• [Work to be completed]:
An exact copy of the entries is needed, with every picture left out.

• [Recorded information]:
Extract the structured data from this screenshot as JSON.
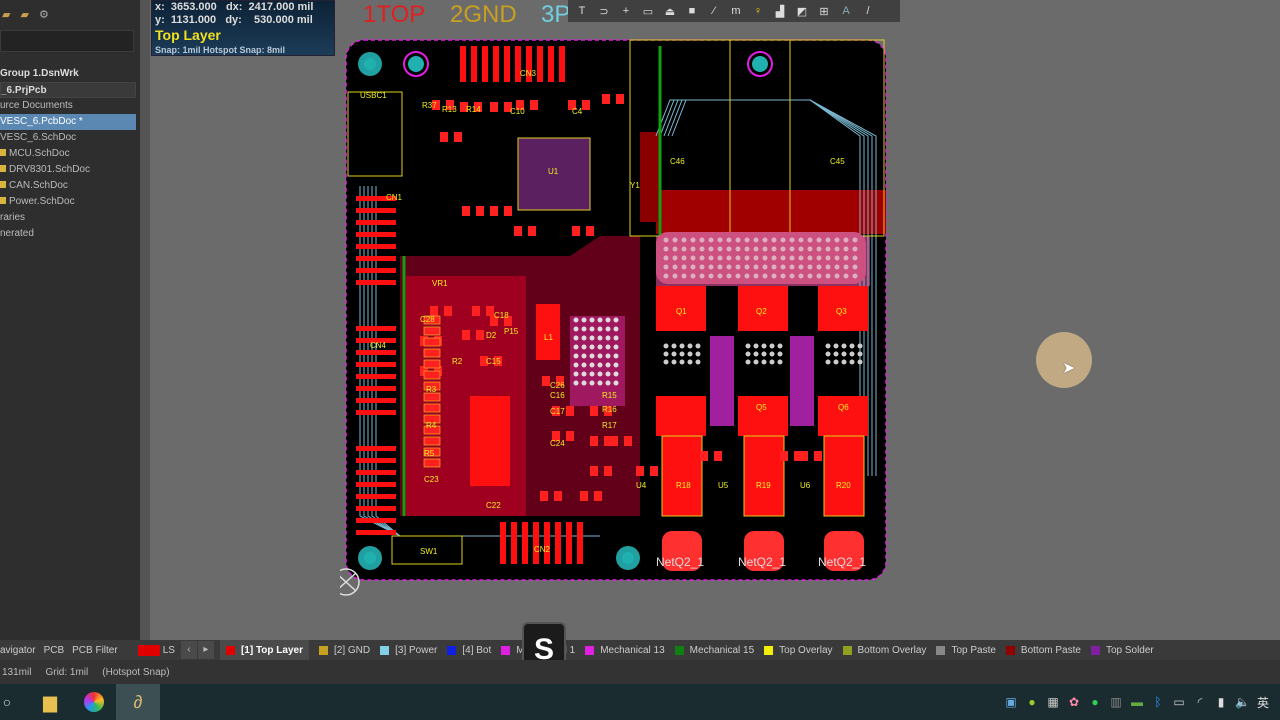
{
  "left_panel": {
    "toolbar_icons": [
      "folder-open-icon",
      "folder-icon",
      "gear-icon"
    ],
    "tree": [
      {
        "label": "Group 1.DsnWrk",
        "style": "b"
      },
      {
        "label": "_6.PrjPcb",
        "style": "b proj"
      },
      {
        "label": "urce Documents",
        "style": ""
      },
      {
        "label": "VESC_6.PcbDoc *",
        "style": "sel"
      },
      {
        "label": "VESC_6.SchDoc",
        "style": ""
      },
      {
        "label": "MCU.SchDoc",
        "style": "f"
      },
      {
        "label": "DRV8301.SchDoc",
        "style": "f"
      },
      {
        "label": "CAN.SchDoc",
        "style": "f"
      },
      {
        "label": "Power.SchDoc",
        "style": "f"
      },
      {
        "label": "raries",
        "style": ""
      },
      {
        "label": "nerated",
        "style": ""
      }
    ]
  },
  "coord_hud": {
    "x": "x:  3653.000   dx:  2417.000 mil",
    "y": "y:  1131.000   dy:    530.000 mil",
    "layer": "Top Layer",
    "snap": "Snap: 1mil Hotspot Snap: 8mil"
  },
  "layer_names": [
    {
      "text": "1TOP",
      "color": "#e02020"
    },
    {
      "text": "2GND",
      "color": "#c8a020"
    },
    {
      "text": "3P",
      "color": "#70d0e0"
    }
  ],
  "toolbar_icons": [
    "T",
    "⊃",
    "+",
    "▭",
    "⏏",
    "■",
    "⁄",
    "m",
    "♀",
    "▟",
    "◩",
    "⊞",
    "A",
    "/"
  ],
  "pcb": {
    "labels": [
      "CN3",
      "USBC1",
      "R37",
      "R13",
      "R14",
      "C10",
      "C4",
      "U1",
      "C46",
      "C45",
      "CN1",
      "VR1",
      "C28",
      "C18",
      "L1",
      "D2",
      "C15",
      "P15",
      "R2",
      "R3",
      "R4",
      "R5",
      "C23",
      "C26",
      "CN4",
      "C16",
      "C17",
      "C24",
      "R15",
      "R16",
      "R17",
      "Y1",
      "Q1",
      "Q2",
      "Q3",
      "Q5",
      "Q6",
      "U4",
      "U5",
      "U6",
      "R18",
      "R19",
      "R20",
      "C22",
      "SW1",
      "CN2",
      "NetQ2_1",
      "NetQ2_1",
      "NetQ2_1"
    ]
  },
  "layer_bar": {
    "panel_tabs": [
      "avigator",
      "PCB",
      "PCB Filter"
    ],
    "ls_label": "LS",
    "layers": [
      {
        "label": "[1] Top Layer",
        "color": "#e00000",
        "active": true
      },
      {
        "label": "[2] GND",
        "color": "#c8a020"
      },
      {
        "label": "[3] Power",
        "color": "#80d0e8"
      },
      {
        "label": "[4] Bot",
        "color": "#1020e0"
      },
      {
        "label": "Mechanical 1",
        "color": "#e020e0"
      },
      {
        "label": "Mechanical 13",
        "color": "#e020e0"
      },
      {
        "label": "Mechanical 15",
        "color": "#108010"
      },
      {
        "label": "Top Overlay",
        "color": "#f0f000"
      },
      {
        "label": "Bottom Overlay",
        "color": "#90a020"
      },
      {
        "label": "Top Paste",
        "color": "#888888"
      },
      {
        "label": "Bottom Paste",
        "color": "#900000"
      },
      {
        "label": "Top Solder",
        "color": "#8020a0"
      }
    ]
  },
  "status": {
    "pos": "131mil",
    "grid": "Grid: 1mil",
    "snap": "(Hotspot Snap)"
  },
  "key_overlay": "S",
  "taskbar": {
    "icons": [
      "search-icon",
      "file-explorer-icon",
      "chrome-icon",
      "altium-icon"
    ],
    "tray_icons": [
      "network-icon",
      "app-icon",
      "qr-icon",
      "flower-icon",
      "wechat-icon",
      "tablet-icon",
      "nvidia-icon",
      "bluetooth-icon",
      "battery-icon",
      "wifi-icon",
      "mic-icon",
      "volume-icon"
    ],
    "ime": "英"
  }
}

• [Your solution]:
Extract the structured data from this screenshot as JSON.
{
  "left_panel": {
    "toolbar_icons": [
      "folder-open-icon",
      "folder-icon",
      "gear-icon"
    ],
    "tree": [
      {
        "label": "Group 1.DsnWrk",
        "style": "b"
      },
      {
        "label": "_6.PrjPcb",
        "style": "b proj"
      },
      {
        "label": "urce Documents",
        "style": ""
      },
      {
        "label": "VESC_6.PcbDoc *",
        "style": "sel"
      },
      {
        "label": "VESC_6.SchDoc",
        "style": ""
      },
      {
        "label": "MCU.SchDoc",
        "style": "f"
      },
      {
        "label": "DRV8301.SchDoc",
        "style": "f"
      },
      {
        "label": "CAN.SchDoc",
        "style": "f"
      },
      {
        "label": "Power.SchDoc",
        "style": "f"
      },
      {
        "label": "raries",
        "style": ""
      },
      {
        "label": "nerated",
        "style": ""
      }
    ]
  },
  "coord_hud": {
    "x": "x:  3653.000   dx:  2417.000 mil",
    "y": "y:  1131.000   dy:    530.000 mil",
    "layer": "Top Layer",
    "snap": "Snap: 1mil Hotspot Snap: 8mil"
  },
  "layer_names": [
    {
      "text": "1TOP",
      "color": "#e02020"
    },
    {
      "text": "2GND",
      "color": "#c8a020"
    },
    {
      "text": "3P",
      "color": "#70d0e0"
    }
  ],
  "toolbar_icons": [
    "T",
    "⊃",
    "+",
    "▭",
    "⏏",
    "■",
    "⁄",
    "m",
    "♀",
    "▟",
    "◩",
    "⊞",
    "A",
    "/"
  ],
  "pcb": {
    "labels": [
      "CN3",
      "USBC1",
      "R37",
      "R13",
      "R14",
      "C10",
      "C4",
      "U1",
      "C46",
      "C45",
      "CN1",
      "VR1",
      "C28",
      "C18",
      "L1",
      "D2",
      "C15",
      "P15",
      "R2",
      "R3",
      "R4",
      "R5",
      "C23",
      "C26",
      "CN4",
      "C16",
      "C17",
      "C24",
      "R15",
      "R16",
      "R17",
      "Y1",
      "Q1",
      "Q2",
      "Q3",
      "Q5",
      "Q6",
      "U4",
      "U5",
      "U6",
      "R18",
      "R19",
      "R20",
      "C22",
      "SW1",
      "CN2",
      "NetQ2_1",
      "NetQ2_1",
      "NetQ2_1"
    ]
  },
  "layer_bar": {
    "panel_tabs": [
      "avigator",
      "PCB",
      "PCB Filter"
    ],
    "ls_label": "LS",
    "layers": [
      {
        "label": "[1] Top Layer",
        "color": "#e00000",
        "active": true
      },
      {
        "label": "[2] GND",
        "color": "#c8a020"
      },
      {
        "label": "[3] Power",
        "color": "#80d0e8"
      },
      {
        "label": "[4] Bot",
        "color": "#1020e0"
      },
      {
        "label": "Mechanical 1",
        "color": "#e020e0"
      },
      {
        "label": "Mechanical 13",
        "color": "#e020e0"
      },
      {
        "label": "Mechanical 15",
        "color": "#108010"
      },
      {
        "label": "Top Overlay",
        "color": "#f0f000"
      },
      {
        "label": "Bottom Overlay",
        "color": "#90a020"
      },
      {
        "label": "Top Paste",
        "color": "#888888"
      },
      {
        "label": "Bottom Paste",
        "color": "#900000"
      },
      {
        "label": "Top Solder",
        "color": "#8020a0"
      }
    ]
  },
  "status": {
    "pos": "131mil",
    "grid": "Grid: 1mil",
    "snap": "(Hotspot Snap)"
  },
  "key_overlay": "S",
  "taskbar": {
    "icons": [
      "search-icon",
      "file-explorer-icon",
      "chrome-icon",
      "altium-icon"
    ],
    "tray_icons": [
      "network-icon",
      "app-icon",
      "qr-icon",
      "flower-icon",
      "wechat-icon",
      "tablet-icon",
      "nvidia-icon",
      "bluetooth-icon",
      "battery-icon",
      "wifi-icon",
      "mic-icon",
      "volume-icon"
    ],
    "ime": "英"
  }
}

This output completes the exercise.